[[ Extracted data open ]]
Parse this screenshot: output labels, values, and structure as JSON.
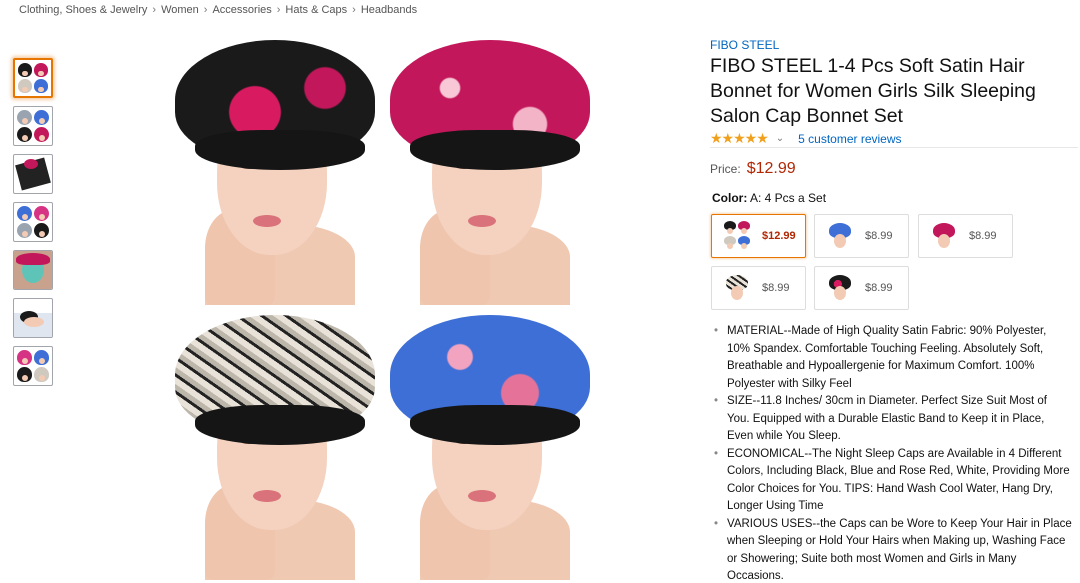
{
  "breadcrumb": [
    "Clothing, Shoes & Jewelry",
    "Women",
    "Accessories",
    "Hats & Caps",
    "Headbands"
  ],
  "breadcrumb_separator": "›",
  "product": {
    "brand": "FIBO STEEL",
    "title": "FIBO STEEL 1-4 Pcs Soft Satin Hair Bonnet for Women Girls Silk Sleeping Salon Cap Bonnet Set",
    "stars": "★★★★★",
    "rating_chevron": "⌄",
    "reviews": "5 customer reviews",
    "price_label": "Price:",
    "price": "$12.99",
    "color_label": "Color:",
    "color_value": "A: 4 Pcs a Set"
  },
  "swatches": [
    {
      "price": "$12.99",
      "selected": true
    },
    {
      "price": "$8.99"
    },
    {
      "price": "$8.99"
    },
    {
      "price": "$8.99"
    },
    {
      "price": "$8.99"
    }
  ],
  "bullets": [
    "MATERIAL--Made of High Quality Satin Fabric: 90% Polyester, 10% Spandex. Comfortable Touching Feeling. Absolutely Soft, Breathable and Hypoallergenie for Maximum Comfort. 100% Polyester with Silky Feel",
    "SIZE--11.8 Inches/ 30cm in Diameter. Perfect Size Suit Most of You. Equipped with a Durable Elastic Band to Keep it in Place, Even while You Sleep.",
    "ECONOMICAL--The Night Sleep Caps are Available in 4 Different Colors, Including Black, Blue and Rose Red, White, Providing More Color Choices for You. TIPS: Hand Wash Cool Water, Hang Dry, Longer Using Time",
    "VARIOUS USES--the Caps can be Wore to Keep Your Hair in Place when Sleeping or Hold Your Hairs when Making up, Washing Face or Showering; Suite both most Women and Girls in Many Occasions."
  ],
  "colors": {
    "link": "#0066c0",
    "price": "#b12704",
    "selected_border": "#e77600",
    "star": "#f0a01c",
    "cap_black_floral": "#1a1a1a",
    "cap_rose": "#c2185b",
    "cap_leopard": "#cfc9c0",
    "cap_blue": "#3d6fd6"
  }
}
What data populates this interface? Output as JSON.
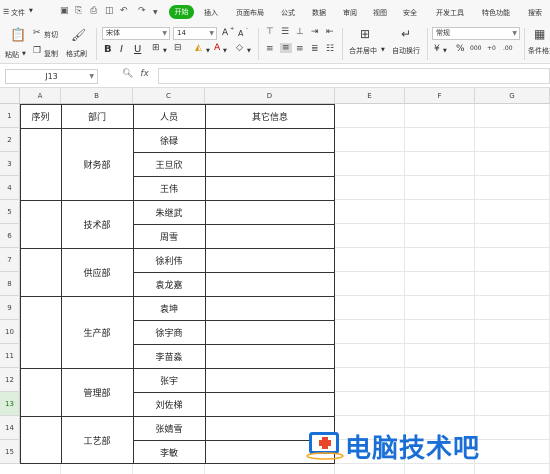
{
  "menubar": {
    "file_menu": "文件",
    "start_tab": "开始",
    "tabs": [
      "插入",
      "页面布局",
      "公式",
      "数据",
      "审阅",
      "视图",
      "安全",
      "开发工具",
      "特色功能",
      "搜索"
    ]
  },
  "toolbar": {
    "paste": "粘贴",
    "cut": "剪切",
    "copy": "复制",
    "format_painter": "格式刷",
    "font_name": "宋体",
    "font_size": "14",
    "bold": "B",
    "italic": "I",
    "underline": "U",
    "grow_font": "A",
    "shrink_font": "A",
    "merge_center": "合并居中",
    "wrap_text": "自动换行",
    "number_format": "常规",
    "currency": "¥",
    "percent": "%",
    "thousands": "000",
    "inc_decimal": "+0",
    "dec_decimal": ".00",
    "conditional_format": "条件格式"
  },
  "formula_bar": {
    "cell_ref": "J13",
    "fx": "fx",
    "value": ""
  },
  "columns": [
    "A",
    "B",
    "C",
    "D",
    "E",
    "F",
    "G"
  ],
  "rows": [
    "1",
    "2",
    "3",
    "4",
    "5",
    "6",
    "7",
    "8",
    "9",
    "10",
    "11",
    "12",
    "13",
    "14",
    "15"
  ],
  "selected_row": "13",
  "table": {
    "headers": [
      "序列",
      "部门",
      "人员",
      "其它信息"
    ],
    "departments": [
      "财务部",
      "技术部",
      "供应部",
      "生产部",
      "管理部",
      "工艺部"
    ],
    "staff": [
      "徐碌",
      "王旦欣",
      "王伟",
      "朱继武",
      "周雪",
      "徐利伟",
      "袁龙嘉",
      "袁坤",
      "徐宇商",
      "李苗淼",
      "张宇",
      "刘佐梯",
      "张婧雪",
      "李敏"
    ]
  },
  "watermark": {
    "text": "电脑技术吧"
  },
  "colors": {
    "accent_green": "#1aad19",
    "watermark_blue": "#1a6fd6"
  }
}
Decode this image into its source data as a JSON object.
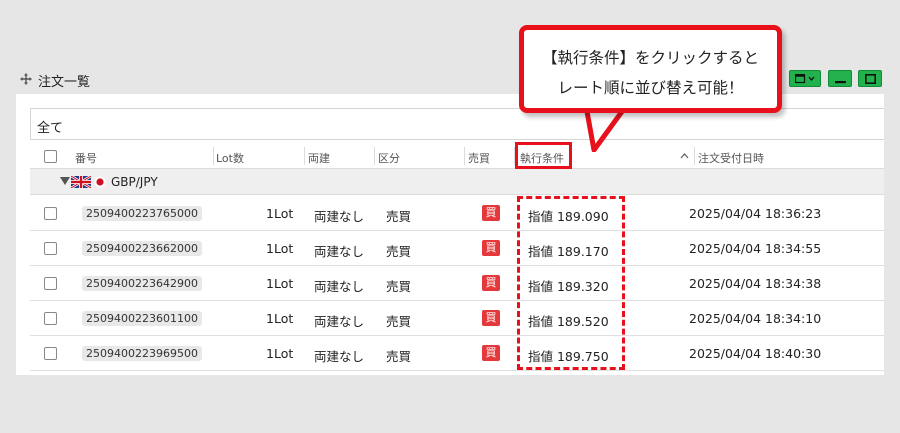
{
  "panel": {
    "title": "注文一覧"
  },
  "filter": {
    "value": "全て"
  },
  "columns": {
    "number": "番号",
    "lot": "Lot数",
    "ryodate": "両建",
    "kubun": "区分",
    "baibai": "売買",
    "condition": "執行条件",
    "received_time": "注文受付日時"
  },
  "group": {
    "label": "GBP/JPY"
  },
  "rows": [
    {
      "number": "2509400223765000",
      "lot": "1Lot",
      "ryodate": "両建なし",
      "kubun": "売買",
      "side": "買",
      "condition": "指値 189.090",
      "time": "2025/04/04 18:36:23"
    },
    {
      "number": "2509400223662000",
      "lot": "1Lot",
      "ryodate": "両建なし",
      "kubun": "売買",
      "side": "買",
      "condition": "指値 189.170",
      "time": "2025/04/04 18:34:55"
    },
    {
      "number": "2509400223642900",
      "lot": "1Lot",
      "ryodate": "両建なし",
      "kubun": "売買",
      "side": "買",
      "condition": "指値 189.320",
      "time": "2025/04/04 18:34:38"
    },
    {
      "number": "2509400223601100",
      "lot": "1Lot",
      "ryodate": "両建なし",
      "kubun": "売買",
      "side": "買",
      "condition": "指値 189.520",
      "time": "2025/04/04 18:34:10"
    },
    {
      "number": "2509400223969500",
      "lot": "1Lot",
      "ryodate": "両建なし",
      "kubun": "売買",
      "side": "買",
      "condition": "指値 189.750",
      "time": "2025/04/04 18:40:30"
    }
  ],
  "callout": {
    "line1": "【執行条件】をクリックすると",
    "line2": "レート順に並び替え可能！"
  },
  "colors": {
    "accent_red": "#e8101a",
    "window_button_green": "#22b14c",
    "buy_badge": "#e5383b"
  }
}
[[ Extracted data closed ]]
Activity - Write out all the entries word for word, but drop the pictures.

Response area -
Parse this screenshot: output labels, values, and structure as JSON.
{
  "breadcrumb": [
    "Clothing, Shoes & Jewelry",
    "Women",
    "Accessories",
    "Hats & Caps",
    "Headbands"
  ],
  "breadcrumb_separator": "›",
  "product": {
    "brand": "FIBO STEEL",
    "title": "FIBO STEEL 1-4 Pcs Soft Satin Hair Bonnet for Women Girls Silk Sleeping Salon Cap Bonnet Set",
    "stars": "★★★★★",
    "rating_chevron": "⌄",
    "reviews": "5 customer reviews",
    "price_label": "Price:",
    "price": "$12.99",
    "color_label": "Color:",
    "color_value": "A: 4 Pcs a Set"
  },
  "swatches": [
    {
      "price": "$12.99",
      "selected": true
    },
    {
      "price": "$8.99"
    },
    {
      "price": "$8.99"
    },
    {
      "price": "$8.99"
    },
    {
      "price": "$8.99"
    }
  ],
  "bullets": [
    "MATERIAL--Made of High Quality Satin Fabric: 90% Polyester, 10% Spandex. Comfortable Touching Feeling. Absolutely Soft, Breathable and Hypoallergenie for Maximum Comfort. 100% Polyester with Silky Feel",
    "SIZE--11.8 Inches/ 30cm in Diameter. Perfect Size Suit Most of You. Equipped with a Durable Elastic Band to Keep it in Place, Even while You Sleep.",
    "ECONOMICAL--The Night Sleep Caps are Available in 4 Different Colors, Including Black, Blue and Rose Red, White, Providing More Color Choices for You. TIPS: Hand Wash Cool Water, Hang Dry, Longer Using Time",
    "VARIOUS USES--the Caps can be Wore to Keep Your Hair in Place when Sleeping or Hold Your Hairs when Making up, Washing Face or Showering; Suite both most Women and Girls in Many Occasions."
  ],
  "colors": {
    "link": "#0066c0",
    "price": "#b12704",
    "selected_border": "#e77600",
    "star": "#f0a01c",
    "cap_black_floral": "#1a1a1a",
    "cap_rose": "#c2185b",
    "cap_leopard": "#cfc9c0",
    "cap_blue": "#3d6fd6"
  }
}
What data populates this interface? Output as JSON.
{
  "menubar": {
    "file_menu": "文件",
    "start_tab": "开始",
    "tabs": [
      "插入",
      "页面布局",
      "公式",
      "数据",
      "审阅",
      "视图",
      "安全",
      "开发工具",
      "特色功能",
      "搜索"
    ]
  },
  "toolbar": {
    "paste": "粘贴",
    "cut": "剪切",
    "copy": "复制",
    "format_painter": "格式刷",
    "font_name": "宋体",
    "font_size": "14",
    "bold": "B",
    "italic": "I",
    "underline": "U",
    "grow_font": "A",
    "shrink_font": "A",
    "merge_center": "合并居中",
    "wrap_text": "自动换行",
    "number_format": "常规",
    "currency": "¥",
    "percent": "%",
    "thousands": "000",
    "inc_decimal": "+0",
    "dec_decimal": ".00",
    "conditional_format": "条件格式"
  },
  "formula_bar": {
    "cell_ref": "J13",
    "fx": "fx",
    "value": ""
  },
  "columns": [
    "A",
    "B",
    "C",
    "D",
    "E",
    "F",
    "G"
  ],
  "rows": [
    "1",
    "2",
    "3",
    "4",
    "5",
    "6",
    "7",
    "8",
    "9",
    "10",
    "11",
    "12",
    "13",
    "14",
    "15"
  ],
  "selected_row": "13",
  "table": {
    "headers": [
      "序列",
      "部门",
      "人员",
      "其它信息"
    ],
    "departments": [
      "财务部",
      "技术部",
      "供应部",
      "生产部",
      "管理部",
      "工艺部"
    ],
    "staff": [
      "徐碌",
      "王旦欣",
      "王伟",
      "朱继武",
      "周雪",
      "徐利伟",
      "袁龙嘉",
      "袁坤",
      "徐宇商",
      "李苗淼",
      "张宇",
      "刘佐梯",
      "张婧雪",
      "李敏"
    ]
  },
  "watermark": {
    "text": "电脑技术吧"
  },
  "colors": {
    "accent_green": "#1aad19",
    "watermark_blue": "#1a6fd6"
  }
}
Decode this image into its source data as a JSON object.
{
  "panel": {
    "title": "注文一覧"
  },
  "filter": {
    "value": "全て"
  },
  "columns": {
    "number": "番号",
    "lot": "Lot数",
    "ryodate": "両建",
    "kubun": "区分",
    "baibai": "売買",
    "condition": "執行条件",
    "received_time": "注文受付日時"
  },
  "group": {
    "label": "GBP/JPY"
  },
  "rows": [
    {
      "number": "2509400223765000",
      "lot": "1Lot",
      "ryodate": "両建なし",
      "kubun": "売買",
      "side": "買",
      "condition": "指値 189.090",
      "time": "2025/04/04 18:36:23"
    },
    {
      "number": "2509400223662000",
      "lot": "1Lot",
      "ryodate": "両建なし",
      "kubun": "売買",
      "side": "買",
      "condition": "指値 189.170",
      "time": "2025/04/04 18:34:55"
    },
    {
      "number": "2509400223642900",
      "lot": "1Lot",
      "ryodate": "両建なし",
      "kubun": "売買",
      "side": "買",
      "condition": "指値 189.320",
      "time": "2025/04/04 18:34:38"
    },
    {
      "number": "2509400223601100",
      "lot": "1Lot",
      "ryodate": "両建なし",
      "kubun": "売買",
      "side": "買",
      "condition": "指値 189.520",
      "time": "2025/04/04 18:34:10"
    },
    {
      "number": "2509400223969500",
      "lot": "1Lot",
      "ryodate": "両建なし",
      "kubun": "売買",
      "side": "買",
      "condition": "指値 189.750",
      "time": "2025/04/04 18:40:30"
    }
  ],
  "callout": {
    "line1": "【執行条件】をクリックすると",
    "line2": "レート順に並び替え可能！"
  },
  "colors": {
    "accent_red": "#e8101a",
    "window_button_green": "#22b14c",
    "buy_badge": "#e5383b"
  }
}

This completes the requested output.